It is an interesting part of history, and a good game as well. I'm not sure if this is the first "wizards' duel" sort of game, but it is one of the most involved and detailed. Someone could easily resurrect it, or create a version online (and it is sort of like Plants Vs. Zombies in its approach - things keep changing and staying the same).

More later, 

Thursday, February 11, 2021

Life in the Time of the Virus: Full Circle

New York Office, Hopper, 1962
 A year ago, at the end of January, I was in New York City. I was recording lines for a game with an Emmy-winning actor, lines which will now never see the light of day. I had pizza in a crowded restaurant off Times Square. I had dinner with my niece and her husband at a nice place in Brooklyn. I walked down to the Strand bookstore. I bought a copy of William Gibson's book, but not from there. I flew back in a crowded plane.

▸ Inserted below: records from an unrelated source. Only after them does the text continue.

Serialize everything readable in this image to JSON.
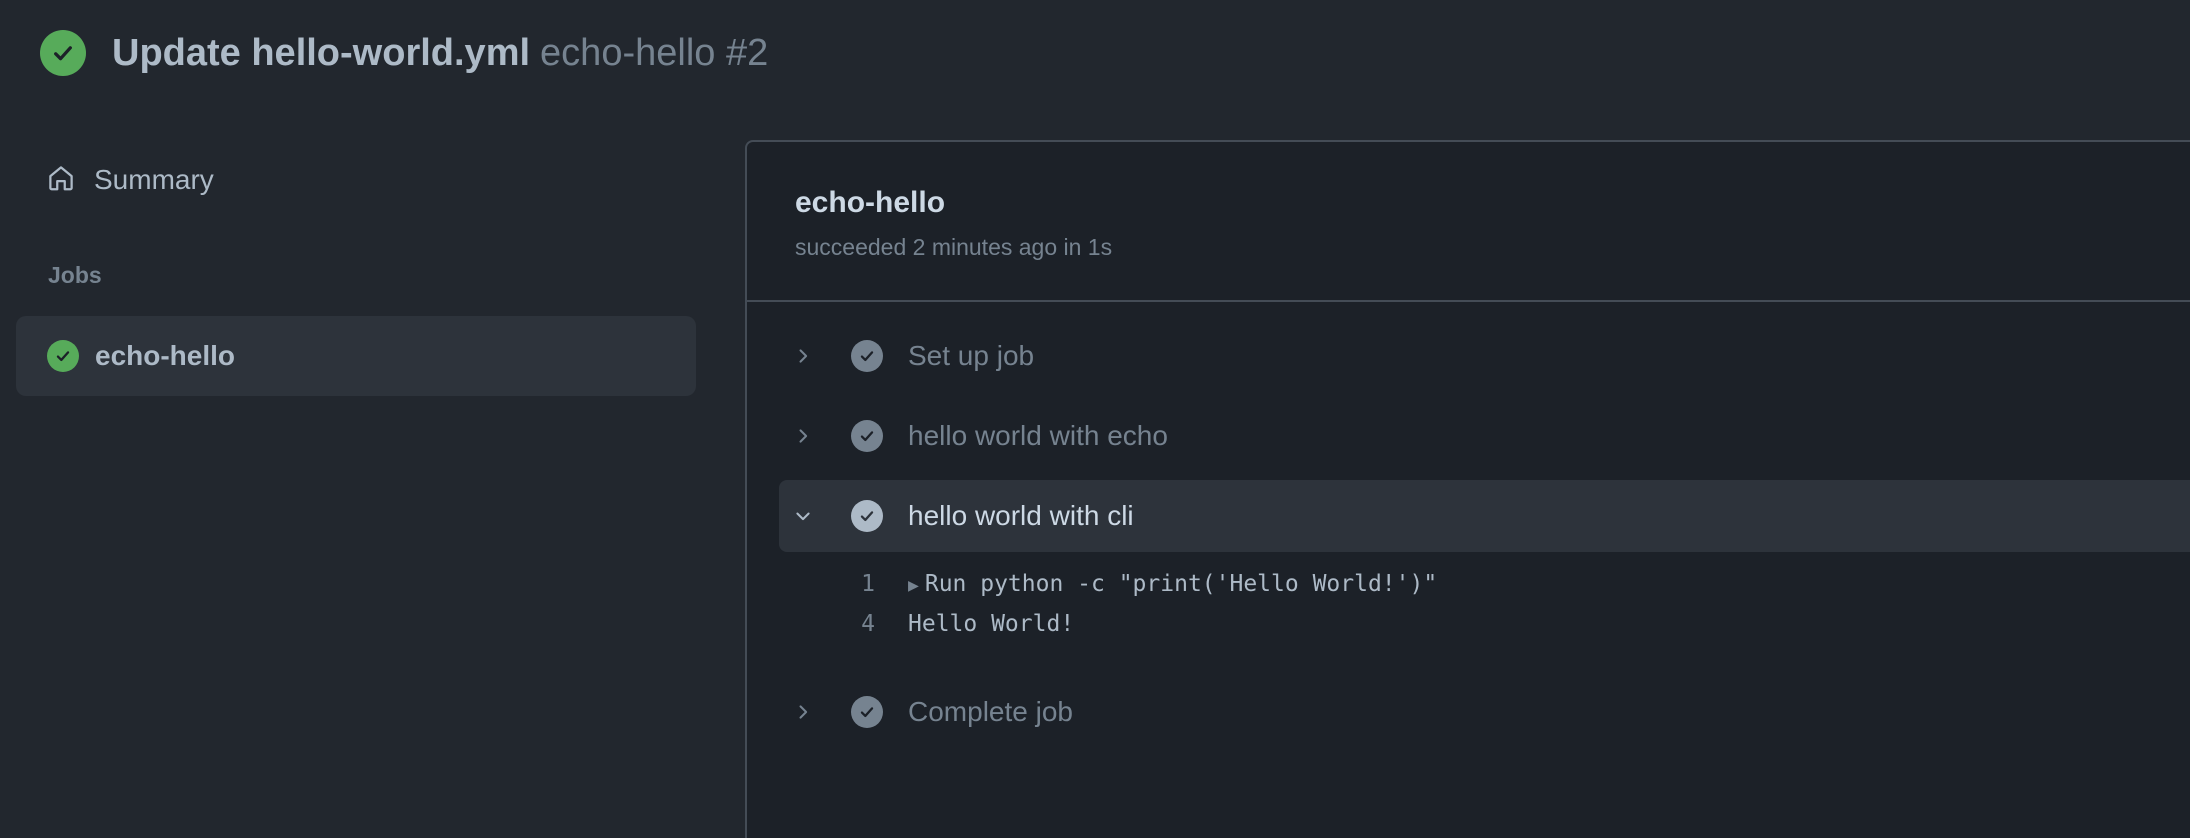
{
  "header": {
    "title": "Update hello-world.yml",
    "subtitle": "echo-hello #2",
    "status_icon": "check-circle-fill-icon",
    "status_color": "#57ab5a"
  },
  "sidebar": {
    "summary_label": "Summary",
    "summary_icon": "home-icon",
    "jobs_heading": "Jobs",
    "jobs": [
      {
        "label": "echo-hello",
        "status": "success",
        "selected": true
      }
    ]
  },
  "job": {
    "title": "echo-hello",
    "meta": "succeeded 2 minutes ago in 1s",
    "steps": [
      {
        "label": "Set up job",
        "expanded": false
      },
      {
        "label": "hello world with echo",
        "expanded": false
      },
      {
        "label": "hello world with cli",
        "expanded": true
      },
      {
        "label": "Complete job",
        "expanded": false
      }
    ],
    "log": [
      {
        "line": "1",
        "text": "Run python -c \"print('Hello World!')\"",
        "collapsible": true
      },
      {
        "line": "4",
        "text": "Hello World!",
        "collapsible": false
      }
    ]
  },
  "colors": {
    "background": "#22272e",
    "panel": "#1c2128",
    "success": "#57ab5a",
    "muted": "#768390"
  }
}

A year ago, in February, I was planning to go to London. We were going to do a live event and meet with the European gaming press. As the reports of the coronavirus spread, the idea of travel to Europe became dicey. Some of the guests had already cancelled. I was in the "High Risk Group" that was already being intubated in overfull hospitals. I cancelled my attendance. The next day, the company cancelled the event.

A year ago, in March, we emptied the office. Everyone went home to work. I brought my laptop home and set myself up in the basement, on an old table from Milt's Wood Shed, in Wisconsin. We learned to handle the vagaries of on-line conferences. Having met most of my co-workers' dogs in the office, I now got to know their cats. In May we launched in the game. In June we pulled it back to Beta. In October we cancelled it outright. I moved onto another project.

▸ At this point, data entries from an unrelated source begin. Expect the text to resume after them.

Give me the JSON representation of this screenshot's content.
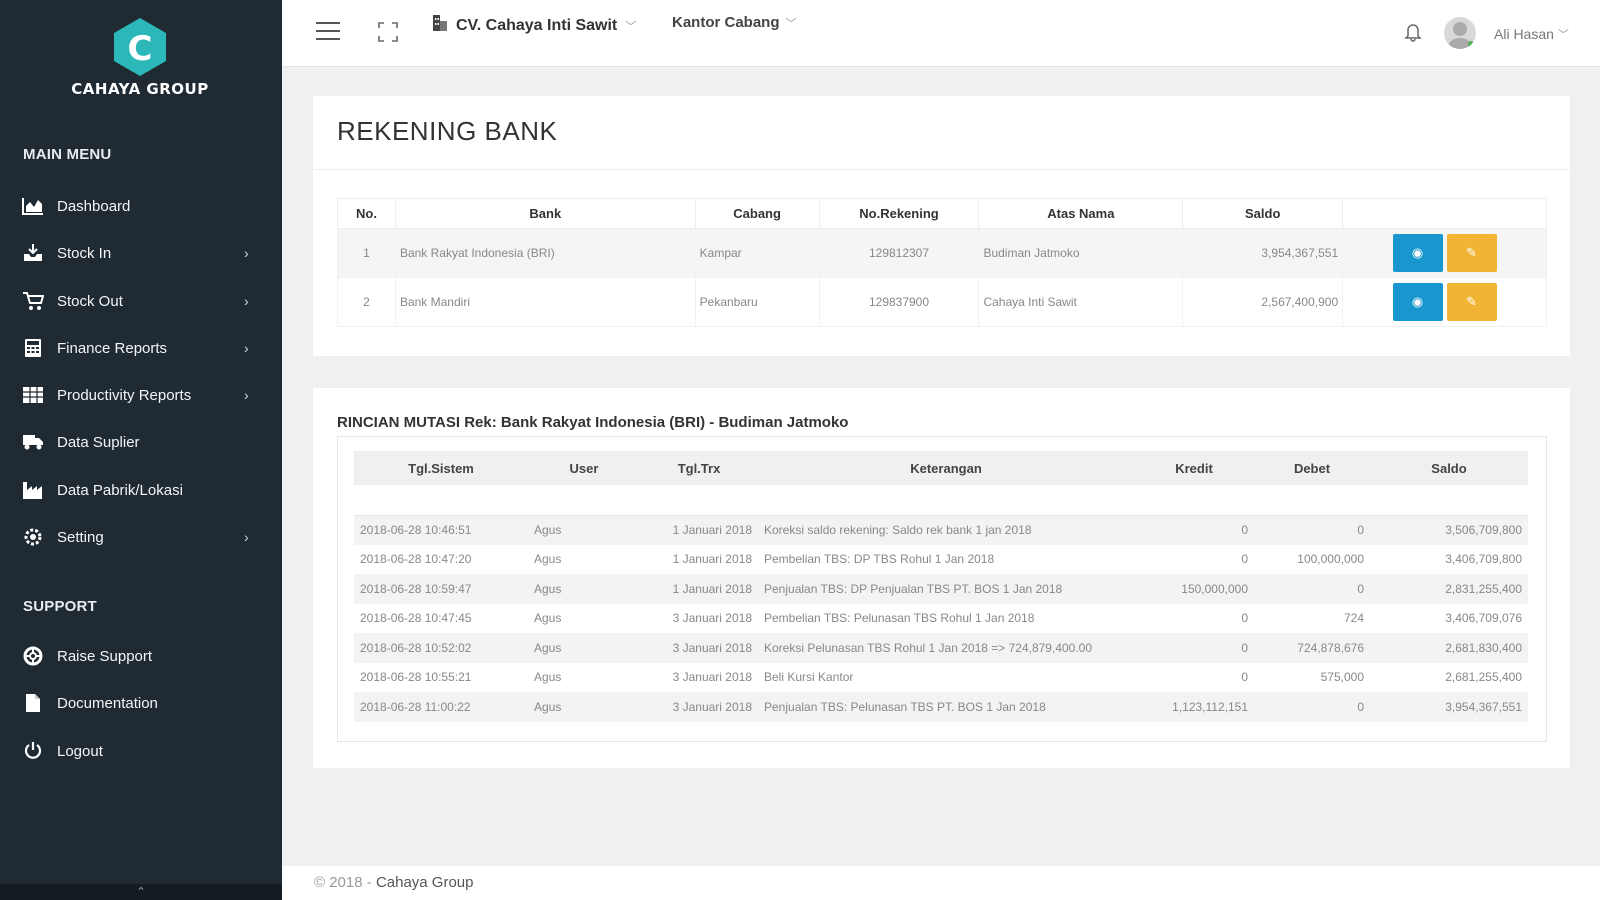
{
  "brand": {
    "name": "CAHAYA GROUP",
    "logo_letter": "C",
    "accent": "#2cb8b8"
  },
  "sidebar": {
    "main_heading": "MAIN MENU",
    "main_items": [
      {
        "label": "Dashboard",
        "icon": "chart-area-icon",
        "has_submenu": false
      },
      {
        "label": "Stock In",
        "icon": "inbox-download-icon",
        "has_submenu": true
      },
      {
        "label": "Stock Out",
        "icon": "cart-icon",
        "has_submenu": true
      },
      {
        "label": "Finance Reports",
        "icon": "calculator-icon",
        "has_submenu": true
      },
      {
        "label": "Productivity Reports",
        "icon": "table-icon",
        "has_submenu": true
      },
      {
        "label": "Data Suplier",
        "icon": "truck-icon",
        "has_submenu": false
      },
      {
        "label": "Data Pabrik/Lokasi",
        "icon": "factory-icon",
        "has_submenu": false
      },
      {
        "label": "Setting",
        "icon": "gear-icon",
        "has_submenu": true
      }
    ],
    "support_heading": "SUPPORT",
    "support_items": [
      {
        "label": "Raise Support",
        "icon": "lifebuoy-icon"
      },
      {
        "label": "Documentation",
        "icon": "document-icon"
      },
      {
        "label": "Logout",
        "icon": "power-icon"
      }
    ],
    "caret": "›"
  },
  "topbar": {
    "company": "CV. Cahaya Inti Sawit",
    "office": "Kantor Cabang",
    "user": "Ali Hasan"
  },
  "bank": {
    "title": "REKENING BANK",
    "headers": [
      "No.",
      "Bank",
      "Cabang",
      "No.Rekening",
      "Atas Nama",
      "Saldo",
      ""
    ],
    "rows": [
      {
        "no": "1",
        "bank": "Bank Rakyat Indonesia (BRI)",
        "cabang": "Kampar",
        "rekening": "129812307",
        "nama": "Budiman Jatmoko",
        "saldo": "3,954,367,551"
      },
      {
        "no": "2",
        "bank": "Bank Mandiri",
        "cabang": "Pekanbaru",
        "rekening": "129837900",
        "nama": "Cahaya Inti Sawit",
        "saldo": "2,567,400,900"
      }
    ],
    "view_color": "#1a96cf",
    "edit_color": "#f2b533"
  },
  "mutasi": {
    "title": "RINCIAN MUTASI Rek: Bank Rakyat Indonesia (BRI) - Budiman Jatmoko",
    "headers": [
      "Tgl.Sistem",
      "User",
      "Tgl.Trx",
      "Keterangan",
      "Kredit",
      "Debet",
      "Saldo"
    ],
    "rows": [
      [
        "2018-06-28 10:46:51",
        "Agus",
        "1 Januari 2018",
        "Koreksi saldo rekening: Saldo rek bank 1 jan 2018",
        "0",
        "0",
        "3,506,709,800"
      ],
      [
        "2018-06-28 10:47:20",
        "Agus",
        "1 Januari 2018",
        "Pembelian TBS: DP TBS Rohul 1 Jan 2018",
        "0",
        "100,000,000",
        "3,406,709,800"
      ],
      [
        "2018-06-28 10:59:47",
        "Agus",
        "1 Januari 2018",
        "Penjualan TBS: DP Penjualan TBS PT. BOS 1 Jan 2018",
        "150,000,000",
        "0",
        "2,831,255,400"
      ],
      [
        "2018-06-28 10:47:45",
        "Agus",
        "3 Januari 2018",
        "Pembelian TBS: Pelunasan TBS Rohul 1 Jan 2018",
        "0",
        "724",
        "3,406,709,076"
      ],
      [
        "2018-06-28 10:52:02",
        "Agus",
        "3 Januari 2018",
        "Koreksi Pelunasan TBS Rohul 1 Jan 2018 => 724,879,400.00",
        "0",
        "724,878,676",
        "2,681,830,400"
      ],
      [
        "2018-06-28 10:55:21",
        "Agus",
        "3 Januari 2018",
        "Beli Kursi Kantor",
        "0",
        "575,000",
        "2,681,255,400"
      ],
      [
        "2018-06-28 11:00:22",
        "Agus",
        "3 Januari 2018",
        "Penjualan TBS: Pelunasan TBS PT. BOS 1 Jan 2018",
        "1,123,112,151",
        "0",
        "3,954,367,551"
      ]
    ]
  },
  "footer": {
    "copyright": "© 2018 -",
    "company": "Cahaya Group"
  }
}
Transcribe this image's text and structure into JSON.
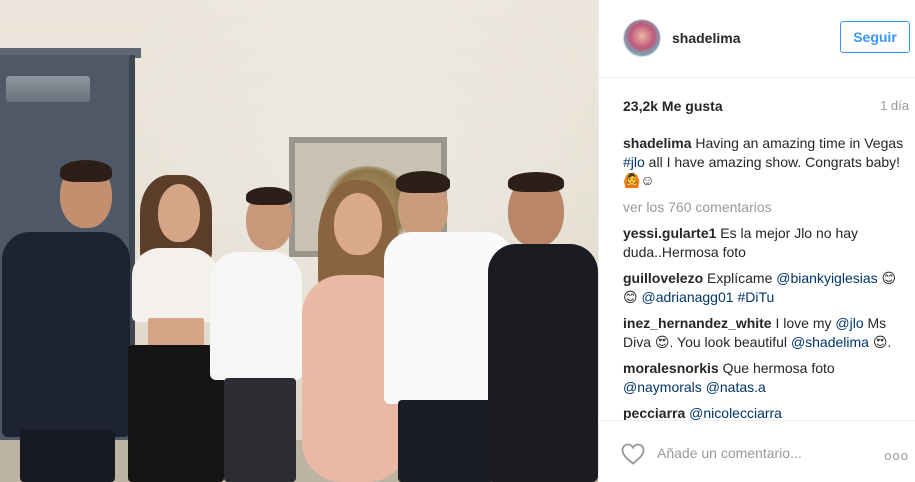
{
  "post": {
    "username": "shadelima",
    "follow_label": "Seguir",
    "likes": "23,2k Me gusta",
    "time": "1 día",
    "caption": {
      "author": "shadelima",
      "text_1": "Having an amazing time in Vegas ",
      "mention_1": "#jlo",
      "text_2": " all I have amazing show. Congrats baby! 🙆☺"
    },
    "view_all": "ver los 760 comentarios",
    "comments": [
      {
        "author": "yessi.gularte1",
        "parts": [
          {
            "t": "text",
            "v": " Es la mejor Jlo no hay duda..Hermosa foto"
          }
        ]
      },
      {
        "author": "guillovelezo",
        "parts": [
          {
            "t": "text",
            "v": " Explícame "
          },
          {
            "t": "mention",
            "v": "@biankyiglesias"
          },
          {
            "t": "text",
            "v": " 😊😊 "
          },
          {
            "t": "mention",
            "v": "@adrianagg01"
          },
          {
            "t": "text",
            "v": " "
          },
          {
            "t": "mention",
            "v": "#DiTu"
          }
        ]
      },
      {
        "author": "inez_hernandez_white",
        "parts": [
          {
            "t": "text",
            "v": " I love my "
          },
          {
            "t": "mention",
            "v": "@jlo"
          },
          {
            "t": "text",
            "v": " Ms Diva 😍. You look beautiful "
          },
          {
            "t": "mention",
            "v": "@shadelima"
          },
          {
            "t": "text",
            "v": " 😍."
          }
        ]
      },
      {
        "author": "moralesnorkis",
        "parts": [
          {
            "t": "text",
            "v": " Que hermosa foto "
          },
          {
            "t": "mention",
            "v": "@naymorals"
          },
          {
            "t": "text",
            "v": " "
          },
          {
            "t": "mention",
            "v": "@natas.a"
          }
        ]
      },
      {
        "author": "pecciarra",
        "parts": [
          {
            "t": "text",
            "v": " "
          },
          {
            "t": "mention",
            "v": "@nicolecciarra"
          }
        ]
      }
    ],
    "add_comment_placeholder": "Añade un comentario...",
    "more_label": "ooo",
    "icons": {
      "like": "heart-icon",
      "more": "more-options-icon"
    }
  },
  "colors": {
    "accent": "#3897f0",
    "mention": "#003569",
    "muted": "#999999",
    "text": "#262626"
  }
}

It has been a year. I think is the last of these write-ups, because there is little more to be said. The world has changed and we have changed with it. I am comfortable with the fact that it will change further as we move along.

I am not vaccinated yet, nor is the Lovely Bride. By the priorities of our particular state, we are neither old enough, nor essential enough to do so. I'm good with that, but want to make sure that those who are old enough, or essential enough, or from large multi-generational families, are vaccinated. The roll-out has been rough, with anecdotes of insufficient stockpiles, broken freezers, sudden rushes, long lines, fools spoiling the vaccine, and other pains.

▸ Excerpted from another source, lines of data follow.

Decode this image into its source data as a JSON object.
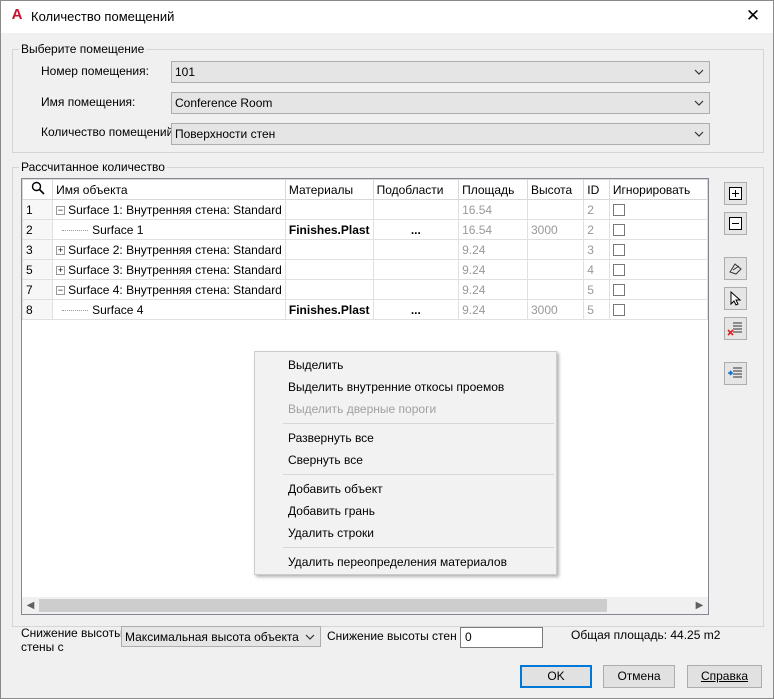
{
  "window": {
    "title": "Количество помещений"
  },
  "select_group": {
    "legend": "Выберите помещение",
    "room_number_label": "Номер помещения:",
    "room_number_value": "101",
    "room_name_label": "Имя помещения:",
    "room_name_value": "Conference Room",
    "quantity_label": "Количество помещений:",
    "quantity_value": "Поверхности стен"
  },
  "calc_group": {
    "legend": "Рассчитанное количество"
  },
  "table": {
    "headers": [
      "Имя объекта",
      "Материалы",
      "Подобласти",
      "Площадь",
      "Высота",
      "ID",
      "Игнорировать"
    ],
    "rows": [
      {
        "num": "1",
        "expander": "−",
        "name": "Surface 1: Внутренняя стена: Standard",
        "material": "",
        "sub": "",
        "area": "16.54",
        "height": "",
        "id": "2"
      },
      {
        "num": "2",
        "expander": "",
        "name": "Surface 1",
        "material": "Finishes.Plast",
        "sub": "...",
        "area": "16.54",
        "height": "3000",
        "id": "2"
      },
      {
        "num": "3",
        "expander": "+",
        "name": "Surface 2: Внутренняя стена: Standard",
        "material": "",
        "sub": "",
        "area": "9.24",
        "height": "",
        "id": "3"
      },
      {
        "num": "5",
        "expander": "+",
        "name": "Surface 3: Внутренняя стена: Standard",
        "material": "",
        "sub": "",
        "area": "9.24",
        "height": "",
        "id": "4"
      },
      {
        "num": "7",
        "expander": "−",
        "name": "Surface 4: Внутренняя стена: Standard",
        "material": "",
        "sub": "",
        "area": "9.24",
        "height": "",
        "id": "5"
      },
      {
        "num": "8",
        "expander": "",
        "name": "Surface 4",
        "material": "Finishes.Plast",
        "sub": "...",
        "area": "9.24",
        "height": "3000",
        "id": "5"
      }
    ]
  },
  "context_menu": {
    "select": "Выделить",
    "select_reveals": "Выделить внутренние откосы проемов",
    "select_sills": "Выделить дверные пороги",
    "expand_all": "Развернуть все",
    "collapse_all": "Свернуть все",
    "add_object": "Добавить объект",
    "add_face": "Добавить грань",
    "delete_rows": "Удалить строки",
    "delete_overrides": "Удалить переопределения материалов"
  },
  "bottom": {
    "wall_reduction_label_1": "Снижение высоты",
    "wall_reduction_label_2": "стены с",
    "wall_reduction_value": "Максимальная высота объекта",
    "wall_height_reduction_label": "Снижение высоты стен",
    "wall_height_reduction_value": "0",
    "total_area": "Общая площадь: 44.25 m2"
  },
  "buttons": {
    "ok": "OK",
    "cancel": "Отмена",
    "help": "Справка"
  }
}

My mother, in her retirement community, has had her first-round vaccination, not because of the efforts of the village's managers, but because my younger sister and brother canvassed the area for a place where she could get the shot, and then took her there. She says everything about the procedure itself was well-ordered and efficient and not crowded at all. So there is some solace there.

In the outer world, the Lovely Bride has returned to working in her office every day. She is an Enrolled Agent, a professional tax preparer, and her works with an investment firm. Most of the investment agents are still working from home, and her office has a door. I am left with the cats, who demand attention regularly, usually when I am on a conference call. I leave the house for groceries and a weekly comics run. I play D&D and Call of Cthulhu over Discord with friends who I once sat around a living room with.

I am noticing a change in the news, in that I am suddenly hearing about things in other countries - protests in Russia, a coup in Myanmar, the repercussions of Brexit, a farmer's strike in India, and the United Arab Emirates have sent a spacecraft to Mars (wait, what?). It may because our own government is no longer sucking all the oxygen out of the room with their clownishness (and they could reduce it a bit more), or that we are waking up from a long self-imposed slumber to pay attention to the rest of the world.

Bu as a note to a future self, things are still more than a little tense. We have functional vaccines, but we also have variants and mutations of the disease itself, so the question remains of how long this will go on. But it feels like there is hope that will be an end to it, and though I don't want a return to "normalcy" (a cry of the Coolidge administration in the wake of war and plague), I do want stuff to settle down for a while. Boring. I could go with boring. Boring would be good.

More later,